Your answer must consist of every line from the data below that includes the word "Sina".

Data records for software interfaces
------------------------

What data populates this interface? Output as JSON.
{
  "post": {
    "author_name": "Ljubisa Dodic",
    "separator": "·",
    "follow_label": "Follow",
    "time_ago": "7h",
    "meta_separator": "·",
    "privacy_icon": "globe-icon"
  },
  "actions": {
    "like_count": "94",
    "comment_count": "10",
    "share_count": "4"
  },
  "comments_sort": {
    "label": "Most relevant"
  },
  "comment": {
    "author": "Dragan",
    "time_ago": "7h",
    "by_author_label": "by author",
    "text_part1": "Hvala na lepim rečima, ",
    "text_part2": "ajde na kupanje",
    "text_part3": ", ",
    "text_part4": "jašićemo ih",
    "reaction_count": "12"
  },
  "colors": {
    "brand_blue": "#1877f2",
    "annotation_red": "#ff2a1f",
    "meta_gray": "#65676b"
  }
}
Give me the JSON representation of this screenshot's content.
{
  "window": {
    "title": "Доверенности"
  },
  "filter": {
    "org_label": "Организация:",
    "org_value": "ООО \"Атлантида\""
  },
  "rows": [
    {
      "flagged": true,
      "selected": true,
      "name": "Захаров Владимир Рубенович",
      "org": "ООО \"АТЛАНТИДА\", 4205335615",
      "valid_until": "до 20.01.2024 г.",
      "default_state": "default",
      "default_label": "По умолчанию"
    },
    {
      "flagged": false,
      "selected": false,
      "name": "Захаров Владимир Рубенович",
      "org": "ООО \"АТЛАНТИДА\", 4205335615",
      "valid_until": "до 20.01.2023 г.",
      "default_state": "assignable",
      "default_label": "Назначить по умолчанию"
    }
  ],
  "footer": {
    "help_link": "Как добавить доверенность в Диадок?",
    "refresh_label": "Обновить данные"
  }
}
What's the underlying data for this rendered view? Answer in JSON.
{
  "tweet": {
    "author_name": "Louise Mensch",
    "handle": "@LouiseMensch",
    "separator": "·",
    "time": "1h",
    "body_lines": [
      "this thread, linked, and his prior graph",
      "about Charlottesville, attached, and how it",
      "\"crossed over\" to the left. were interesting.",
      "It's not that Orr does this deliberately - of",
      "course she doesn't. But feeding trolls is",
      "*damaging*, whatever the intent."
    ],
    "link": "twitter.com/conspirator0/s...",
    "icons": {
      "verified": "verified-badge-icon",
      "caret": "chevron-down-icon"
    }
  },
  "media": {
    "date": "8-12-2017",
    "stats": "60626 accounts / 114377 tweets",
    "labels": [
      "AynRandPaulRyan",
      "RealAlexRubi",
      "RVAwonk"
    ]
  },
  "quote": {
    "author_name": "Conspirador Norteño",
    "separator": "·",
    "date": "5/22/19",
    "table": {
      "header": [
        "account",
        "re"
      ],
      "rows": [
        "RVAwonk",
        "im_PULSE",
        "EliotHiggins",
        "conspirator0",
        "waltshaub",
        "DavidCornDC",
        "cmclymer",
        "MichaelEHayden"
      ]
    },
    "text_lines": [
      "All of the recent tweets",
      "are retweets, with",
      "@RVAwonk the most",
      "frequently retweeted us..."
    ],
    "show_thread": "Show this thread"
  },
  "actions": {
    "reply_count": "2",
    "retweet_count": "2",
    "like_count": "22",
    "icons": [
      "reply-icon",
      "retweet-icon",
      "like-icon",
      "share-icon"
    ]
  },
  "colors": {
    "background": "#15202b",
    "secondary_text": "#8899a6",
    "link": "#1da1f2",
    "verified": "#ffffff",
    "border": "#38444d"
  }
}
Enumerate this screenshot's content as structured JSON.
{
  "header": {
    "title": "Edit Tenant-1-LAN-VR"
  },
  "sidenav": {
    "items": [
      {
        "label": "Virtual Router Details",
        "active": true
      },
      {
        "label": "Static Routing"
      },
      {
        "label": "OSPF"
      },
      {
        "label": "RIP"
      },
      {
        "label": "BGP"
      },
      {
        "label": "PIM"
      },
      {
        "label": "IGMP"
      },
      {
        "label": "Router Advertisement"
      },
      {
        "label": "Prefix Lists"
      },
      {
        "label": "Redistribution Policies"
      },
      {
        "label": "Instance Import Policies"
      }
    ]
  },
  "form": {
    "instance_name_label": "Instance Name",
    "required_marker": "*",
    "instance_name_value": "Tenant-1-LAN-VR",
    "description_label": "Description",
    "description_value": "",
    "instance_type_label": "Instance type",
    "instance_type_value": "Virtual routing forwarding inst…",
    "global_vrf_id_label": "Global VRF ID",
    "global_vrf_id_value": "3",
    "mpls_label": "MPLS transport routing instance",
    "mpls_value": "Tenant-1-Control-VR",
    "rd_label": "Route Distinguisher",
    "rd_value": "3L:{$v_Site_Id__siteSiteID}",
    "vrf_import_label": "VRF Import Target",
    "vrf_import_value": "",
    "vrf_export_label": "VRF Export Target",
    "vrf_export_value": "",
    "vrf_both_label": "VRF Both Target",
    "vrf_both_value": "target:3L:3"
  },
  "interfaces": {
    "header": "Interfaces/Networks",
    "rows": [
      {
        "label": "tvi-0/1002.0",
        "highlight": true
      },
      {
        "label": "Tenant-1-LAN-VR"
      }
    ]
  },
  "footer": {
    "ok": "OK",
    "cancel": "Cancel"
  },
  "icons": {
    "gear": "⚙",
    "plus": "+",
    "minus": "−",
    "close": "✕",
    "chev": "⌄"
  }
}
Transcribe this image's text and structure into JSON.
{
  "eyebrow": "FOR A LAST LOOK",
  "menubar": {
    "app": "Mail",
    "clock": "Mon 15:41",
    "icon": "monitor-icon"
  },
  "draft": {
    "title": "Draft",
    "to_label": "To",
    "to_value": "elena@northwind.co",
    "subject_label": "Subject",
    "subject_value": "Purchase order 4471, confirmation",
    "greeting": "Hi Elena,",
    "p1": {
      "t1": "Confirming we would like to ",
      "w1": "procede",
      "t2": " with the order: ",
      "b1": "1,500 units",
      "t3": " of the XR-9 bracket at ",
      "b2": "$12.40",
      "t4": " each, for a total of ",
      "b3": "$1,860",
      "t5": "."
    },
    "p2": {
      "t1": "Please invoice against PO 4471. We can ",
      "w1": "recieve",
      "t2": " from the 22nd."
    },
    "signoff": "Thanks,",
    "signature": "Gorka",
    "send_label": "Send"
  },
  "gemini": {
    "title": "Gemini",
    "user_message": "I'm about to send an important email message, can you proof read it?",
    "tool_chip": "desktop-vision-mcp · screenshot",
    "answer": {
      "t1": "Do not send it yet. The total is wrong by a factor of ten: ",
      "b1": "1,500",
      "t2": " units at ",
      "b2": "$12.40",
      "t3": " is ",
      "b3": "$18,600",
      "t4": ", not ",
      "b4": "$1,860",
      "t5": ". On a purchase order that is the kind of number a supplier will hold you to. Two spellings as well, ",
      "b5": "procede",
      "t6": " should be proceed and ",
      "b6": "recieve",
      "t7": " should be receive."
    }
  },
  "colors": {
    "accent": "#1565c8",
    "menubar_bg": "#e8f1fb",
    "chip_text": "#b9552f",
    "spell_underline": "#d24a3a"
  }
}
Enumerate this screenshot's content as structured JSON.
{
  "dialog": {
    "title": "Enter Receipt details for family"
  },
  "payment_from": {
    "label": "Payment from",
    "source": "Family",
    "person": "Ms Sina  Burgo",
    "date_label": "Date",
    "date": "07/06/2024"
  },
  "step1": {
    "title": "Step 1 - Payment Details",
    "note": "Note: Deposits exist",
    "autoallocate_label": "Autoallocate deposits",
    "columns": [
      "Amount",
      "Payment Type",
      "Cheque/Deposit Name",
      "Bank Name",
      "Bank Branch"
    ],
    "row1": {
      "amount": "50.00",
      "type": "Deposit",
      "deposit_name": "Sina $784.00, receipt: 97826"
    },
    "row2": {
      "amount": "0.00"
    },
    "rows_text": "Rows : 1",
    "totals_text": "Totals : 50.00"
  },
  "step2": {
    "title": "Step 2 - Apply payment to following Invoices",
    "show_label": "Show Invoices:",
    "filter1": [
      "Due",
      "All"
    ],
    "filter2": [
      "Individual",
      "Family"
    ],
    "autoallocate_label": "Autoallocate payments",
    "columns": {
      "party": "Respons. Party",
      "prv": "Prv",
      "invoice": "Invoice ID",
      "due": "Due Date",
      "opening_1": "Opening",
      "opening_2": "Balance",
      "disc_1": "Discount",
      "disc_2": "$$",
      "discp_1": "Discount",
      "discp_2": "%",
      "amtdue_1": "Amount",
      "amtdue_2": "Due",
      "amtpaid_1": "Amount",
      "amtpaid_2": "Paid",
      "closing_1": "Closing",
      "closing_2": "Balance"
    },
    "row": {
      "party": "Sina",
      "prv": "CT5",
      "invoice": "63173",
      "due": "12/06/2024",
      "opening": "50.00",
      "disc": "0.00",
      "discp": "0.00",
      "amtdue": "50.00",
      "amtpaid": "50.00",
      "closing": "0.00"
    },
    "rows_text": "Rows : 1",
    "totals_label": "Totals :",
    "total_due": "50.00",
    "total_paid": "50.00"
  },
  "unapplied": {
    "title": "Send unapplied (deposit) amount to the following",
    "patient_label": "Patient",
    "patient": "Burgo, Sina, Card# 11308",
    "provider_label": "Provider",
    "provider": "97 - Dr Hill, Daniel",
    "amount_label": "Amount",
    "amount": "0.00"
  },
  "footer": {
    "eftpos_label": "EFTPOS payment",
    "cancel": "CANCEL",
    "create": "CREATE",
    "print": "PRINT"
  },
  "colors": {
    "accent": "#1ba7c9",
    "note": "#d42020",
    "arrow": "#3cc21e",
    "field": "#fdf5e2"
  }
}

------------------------

Response to the exercise:
    "person": "Ms Sina  Burgo",
      "deposit_name": "Sina $784.00, receipt: 97826"
      "party": "Sina",
    "patient": "Burgo, Sina, Card# 11308",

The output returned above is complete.